The width of each stream shows how many people with a particular major are working in that field. Hold your cursor over the graph to follow specific subfields and career trajectories.

Schmidt has also broken down the data more narrowly to specific subspecializations here.  And he has another graphic showing the change of college degrees over time.

Graphic: Majors to careers visualization.

Thx to Micah Mattix and Prufrock at The American Conservative

RP Cover Educating Royalty April 2014

Reformed Perspective magazine

New article by yours truly on educating covenant children to be the Kingdom heirs they are in the latest edition (April 2014) of  Reformed Perspective magazine.  Here’s a snippet:

“Like young Prince George, the child heir to the throne of England and the United Kingdom, a day mustn’t pass that we wonder who we are, why we are being educated, and what we are being prepared to be and to do. We are heirs to a throne and a Kingdom far greater and more glorious than the one in England. The House of Windsor pales in comparison to Jesus’s realm and our divine inheritance! How much more, then, should we, who are heirs of the King of kings and Lord of lords, prepare ourselves and our children to be thoroughly and faithfully educated in everything it means to be a son and daughter of the Creator, Redeemer, and Lord of the Universe, thoroughly and faithfully educated in everything it means to be royalty.”
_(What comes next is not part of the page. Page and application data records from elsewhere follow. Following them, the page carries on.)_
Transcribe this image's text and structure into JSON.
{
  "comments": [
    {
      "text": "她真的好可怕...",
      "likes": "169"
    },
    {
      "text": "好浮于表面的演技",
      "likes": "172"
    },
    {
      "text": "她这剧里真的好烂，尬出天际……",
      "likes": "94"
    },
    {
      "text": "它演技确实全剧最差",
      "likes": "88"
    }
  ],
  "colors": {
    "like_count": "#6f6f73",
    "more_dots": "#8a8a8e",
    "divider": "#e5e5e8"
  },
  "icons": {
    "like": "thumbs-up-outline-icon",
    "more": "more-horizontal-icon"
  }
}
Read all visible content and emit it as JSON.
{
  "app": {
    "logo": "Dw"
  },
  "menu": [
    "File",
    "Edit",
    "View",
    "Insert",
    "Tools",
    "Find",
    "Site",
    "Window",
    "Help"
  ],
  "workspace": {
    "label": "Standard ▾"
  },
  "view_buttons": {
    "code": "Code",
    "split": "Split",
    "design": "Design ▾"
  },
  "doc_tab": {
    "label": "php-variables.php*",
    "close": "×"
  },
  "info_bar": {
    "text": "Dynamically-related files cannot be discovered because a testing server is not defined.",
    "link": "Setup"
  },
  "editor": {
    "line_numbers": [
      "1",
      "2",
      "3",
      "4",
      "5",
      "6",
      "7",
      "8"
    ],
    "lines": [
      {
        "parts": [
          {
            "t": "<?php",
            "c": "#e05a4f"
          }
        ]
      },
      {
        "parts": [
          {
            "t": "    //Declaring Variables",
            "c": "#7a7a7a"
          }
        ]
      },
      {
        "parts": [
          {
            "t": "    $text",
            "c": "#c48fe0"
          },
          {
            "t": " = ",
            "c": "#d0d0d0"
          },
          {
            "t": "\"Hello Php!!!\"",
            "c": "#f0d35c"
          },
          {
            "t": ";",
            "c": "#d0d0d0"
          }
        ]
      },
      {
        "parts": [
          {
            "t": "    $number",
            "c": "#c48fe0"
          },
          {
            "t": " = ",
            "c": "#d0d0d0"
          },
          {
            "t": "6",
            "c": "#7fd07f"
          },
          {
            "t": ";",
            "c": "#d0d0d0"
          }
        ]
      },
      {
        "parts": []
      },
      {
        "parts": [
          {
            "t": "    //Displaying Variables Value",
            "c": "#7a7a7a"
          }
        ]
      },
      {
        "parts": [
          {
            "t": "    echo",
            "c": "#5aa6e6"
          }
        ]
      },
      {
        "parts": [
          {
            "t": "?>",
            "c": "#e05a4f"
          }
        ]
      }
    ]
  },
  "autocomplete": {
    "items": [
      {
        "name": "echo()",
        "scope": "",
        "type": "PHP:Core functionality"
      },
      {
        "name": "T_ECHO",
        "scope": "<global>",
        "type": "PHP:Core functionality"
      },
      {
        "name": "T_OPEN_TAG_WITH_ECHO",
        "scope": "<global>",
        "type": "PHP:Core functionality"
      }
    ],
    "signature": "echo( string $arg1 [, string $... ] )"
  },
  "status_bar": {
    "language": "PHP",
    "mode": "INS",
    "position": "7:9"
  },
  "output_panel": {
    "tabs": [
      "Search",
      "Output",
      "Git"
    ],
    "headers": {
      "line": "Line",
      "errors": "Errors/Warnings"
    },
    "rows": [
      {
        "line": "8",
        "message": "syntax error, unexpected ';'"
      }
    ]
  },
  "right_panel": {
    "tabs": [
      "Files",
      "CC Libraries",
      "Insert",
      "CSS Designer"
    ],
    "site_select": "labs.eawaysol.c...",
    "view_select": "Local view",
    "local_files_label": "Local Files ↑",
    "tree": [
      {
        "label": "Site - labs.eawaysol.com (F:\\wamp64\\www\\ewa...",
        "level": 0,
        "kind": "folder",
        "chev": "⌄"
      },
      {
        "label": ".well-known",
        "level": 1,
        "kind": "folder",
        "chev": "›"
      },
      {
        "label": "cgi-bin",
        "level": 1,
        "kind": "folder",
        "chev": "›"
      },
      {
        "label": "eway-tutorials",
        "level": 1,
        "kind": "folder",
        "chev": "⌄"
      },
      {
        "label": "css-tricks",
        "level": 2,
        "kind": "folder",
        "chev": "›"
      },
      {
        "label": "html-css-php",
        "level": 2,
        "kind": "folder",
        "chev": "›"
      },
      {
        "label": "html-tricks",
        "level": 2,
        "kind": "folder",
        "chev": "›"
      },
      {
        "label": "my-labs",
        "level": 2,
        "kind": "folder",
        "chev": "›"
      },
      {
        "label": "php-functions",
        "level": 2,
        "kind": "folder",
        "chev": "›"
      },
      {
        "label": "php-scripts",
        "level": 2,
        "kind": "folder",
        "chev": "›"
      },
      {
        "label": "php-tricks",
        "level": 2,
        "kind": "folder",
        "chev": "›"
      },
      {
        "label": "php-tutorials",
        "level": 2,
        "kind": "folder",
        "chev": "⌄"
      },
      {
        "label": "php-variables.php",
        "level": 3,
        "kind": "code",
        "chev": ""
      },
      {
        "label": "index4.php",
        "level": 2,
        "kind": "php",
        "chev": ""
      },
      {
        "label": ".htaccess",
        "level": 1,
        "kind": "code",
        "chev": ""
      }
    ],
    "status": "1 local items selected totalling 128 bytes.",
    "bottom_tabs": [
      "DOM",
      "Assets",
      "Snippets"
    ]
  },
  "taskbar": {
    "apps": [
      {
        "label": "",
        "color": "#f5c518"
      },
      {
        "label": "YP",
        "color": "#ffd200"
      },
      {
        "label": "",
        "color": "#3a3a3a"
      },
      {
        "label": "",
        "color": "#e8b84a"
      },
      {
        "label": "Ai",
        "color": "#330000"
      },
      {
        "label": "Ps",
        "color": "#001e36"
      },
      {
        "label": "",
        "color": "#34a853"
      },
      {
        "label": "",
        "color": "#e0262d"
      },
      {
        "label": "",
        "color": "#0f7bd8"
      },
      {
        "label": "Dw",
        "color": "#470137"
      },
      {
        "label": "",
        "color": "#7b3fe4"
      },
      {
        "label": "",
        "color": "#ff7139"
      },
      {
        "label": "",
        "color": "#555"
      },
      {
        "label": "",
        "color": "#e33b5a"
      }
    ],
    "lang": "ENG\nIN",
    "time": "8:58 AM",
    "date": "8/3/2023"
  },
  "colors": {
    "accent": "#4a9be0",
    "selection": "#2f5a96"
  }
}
Thanks to RP editor Jon Dykstra.

So what is the best course of study to prepare for a legal career? It isn’t political science and especially not criminal justice. It is classics, by a wide margin.

A recent study by a university law professor analyzed law students by their undergraduate majors, grade point averages, and performance on the LSAT, the law school admissions test. The results may be surprising to some, but reveal once again that narrow academic specialization has little long-term value and a short shelf-life.

Classics. Time to rethink the dominant university academic specialization paradigm.

 

See the full article here and its links to related resources.

Thx:  Ben Merkle

 

Universities that emphasize career preparation in their recruiting have a new and serious credibility gap.

Business leaders think today’s graduates, even from predominantly “voc-tech” heavy universities, are ill-prepared for the job market, according to a new survey.

By contrast, university provosts think their students are doing great. The width of the gap between the two groups suggests universities that are claiming to prepare students for the work world are more out of touch with that world than they–and their now more heavily indebted and under-employed graduates–ever realized.

http://www.insidehighered.com/news/2014/02/26/provosts-business-leaders-disagree-graduates-career-readiness